INSTRUCTIONS TO FOLLOW | Each line below is to be set down again exactly.

STUDY MATERIAL START

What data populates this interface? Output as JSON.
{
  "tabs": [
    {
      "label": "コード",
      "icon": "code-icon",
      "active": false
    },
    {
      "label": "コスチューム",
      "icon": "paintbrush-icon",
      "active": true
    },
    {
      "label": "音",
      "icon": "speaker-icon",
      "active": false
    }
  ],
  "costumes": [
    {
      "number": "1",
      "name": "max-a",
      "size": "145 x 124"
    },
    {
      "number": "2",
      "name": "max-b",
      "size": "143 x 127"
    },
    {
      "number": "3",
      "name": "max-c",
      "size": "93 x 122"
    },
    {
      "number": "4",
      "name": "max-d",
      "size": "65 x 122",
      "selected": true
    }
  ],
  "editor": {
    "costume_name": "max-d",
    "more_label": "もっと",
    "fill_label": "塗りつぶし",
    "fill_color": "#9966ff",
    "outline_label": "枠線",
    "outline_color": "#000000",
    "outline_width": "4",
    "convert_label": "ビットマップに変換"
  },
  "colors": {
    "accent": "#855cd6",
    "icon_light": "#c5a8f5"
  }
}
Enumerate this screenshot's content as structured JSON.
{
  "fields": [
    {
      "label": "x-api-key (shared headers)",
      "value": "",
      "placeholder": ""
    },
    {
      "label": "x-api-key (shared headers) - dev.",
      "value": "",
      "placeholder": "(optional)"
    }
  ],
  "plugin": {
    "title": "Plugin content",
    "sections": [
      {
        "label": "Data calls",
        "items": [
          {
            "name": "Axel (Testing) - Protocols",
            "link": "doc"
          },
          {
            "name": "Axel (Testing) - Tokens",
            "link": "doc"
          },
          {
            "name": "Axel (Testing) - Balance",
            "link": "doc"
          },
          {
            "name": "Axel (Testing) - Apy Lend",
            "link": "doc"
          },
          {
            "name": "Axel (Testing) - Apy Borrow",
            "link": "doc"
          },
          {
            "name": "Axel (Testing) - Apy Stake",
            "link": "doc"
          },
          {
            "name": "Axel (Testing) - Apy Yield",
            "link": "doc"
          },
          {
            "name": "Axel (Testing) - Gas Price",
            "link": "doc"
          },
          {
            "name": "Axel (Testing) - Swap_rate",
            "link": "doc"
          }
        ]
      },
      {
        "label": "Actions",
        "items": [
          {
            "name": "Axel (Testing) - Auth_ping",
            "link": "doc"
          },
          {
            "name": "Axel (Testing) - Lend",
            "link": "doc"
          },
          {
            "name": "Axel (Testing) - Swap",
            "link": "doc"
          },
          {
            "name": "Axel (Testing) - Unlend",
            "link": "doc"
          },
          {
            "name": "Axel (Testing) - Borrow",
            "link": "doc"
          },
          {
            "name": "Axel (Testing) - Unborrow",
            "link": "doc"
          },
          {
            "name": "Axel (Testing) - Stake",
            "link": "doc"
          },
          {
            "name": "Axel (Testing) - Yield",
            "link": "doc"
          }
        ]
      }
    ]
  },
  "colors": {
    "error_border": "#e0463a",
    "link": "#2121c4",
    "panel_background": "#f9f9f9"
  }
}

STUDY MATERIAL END

RESULT BELOW |
What data populates this interface? Output as JSON.
{
  "tabs": [
    {
      "label": "コード",
      "icon": "code-icon",
      "active": false
    },
    {
      "label": "コスチューム",
      "icon": "paintbrush-icon",
      "active": true
    },
    {
      "label": "音",
      "icon": "speaker-icon",
      "active": false
    }
  ],
  "costumes": [
    {
      "number": "1",
      "name": "max-a",
      "size": "145 x 124"
    },
    {
      "number": "2",
      "name": "max-b",
      "size": "143 x 127"
    },
    {
      "number": "3",
      "name": "max-c",
      "size": "93 x 122"
    },
    {
      "number": "4",
      "name": "max-d",
      "size": "65 x 122",
      "selected": true
    }
  ],
  "editor": {
    "costume_name": "max-d",
    "more_label": "もっと",
    "fill_label": "塗りつぶし",
    "fill_color": "#9966ff",
    "outline_label": "枠線",
    "outline_color": "#000000",
    "outline_width": "4",
    "convert_label": "ビットマップに変換"
  },
  "colors": {
    "accent": "#855cd6",
    "icon_light": "#c5a8f5"
  }
}
Enumerate this screenshot's content as structured JSON.
{
  "fields": [
    {
      "label": "x-api-key (shared headers)",
      "value": "",
      "placeholder": ""
    },
    {
      "label": "x-api-key (shared headers) - dev.",
      "value": "",
      "placeholder": "(optional)"
    }
  ],
  "plugin": {
    "title": "Plugin content",
    "sections": [
      {
        "label": "Data calls",
        "items": [
          {
            "name": "Axel (Testing) - Protocols",
            "link": "doc"
          },
          {
            "name": "Axel (Testing) - Tokens",
            "link": "doc"
          },
          {
            "name": "Axel (Testing) - Balance",
            "link": "doc"
          },
          {
            "name": "Axel (Testing) - Apy Lend",
            "link": "doc"
          },
          {
            "name": "Axel (Testing) - Apy Borrow",
            "link": "doc"
          },
          {
            "name": "Axel (Testing) - Apy Stake",
            "link": "doc"
          },
          {
            "name": "Axel (Testing) - Apy Yield",
            "link": "doc"
          },
          {
            "name": "Axel (Testing) - Gas Price",
            "link": "doc"
          },
          {
            "name": "Axel (Testing) - Swap_rate",
            "link": "doc"
          }
        ]
      },
      {
        "label": "Actions",
        "items": [
          {
            "name": "Axel (Testing) - Auth_ping",
            "link": "doc"
          },
          {
            "name": "Axel (Testing) - Lend",
            "link": "doc"
          },
          {
            "name": "Axel (Testing) - Swap",
            "link": "doc"
          },
          {
            "name": "Axel (Testing) - Unlend",
            "link": "doc"
          },
          {
            "name": "Axel (Testing) - Borrow",
            "link": "doc"
          },
          {
            "name": "Axel (Testing) - Unborrow",
            "link": "doc"
          },
          {
            "name": "Axel (Testing) - Stake",
            "link": "doc"
          },
          {
            "name": "Axel (Testing) - Yield",
            "link": "doc"
          }
        ]
      }
    ]
  },
  "colors": {
    "error_border": "#e0463a",
    "link": "#2121c4",
    "panel_background": "#f9f9f9"
  }
}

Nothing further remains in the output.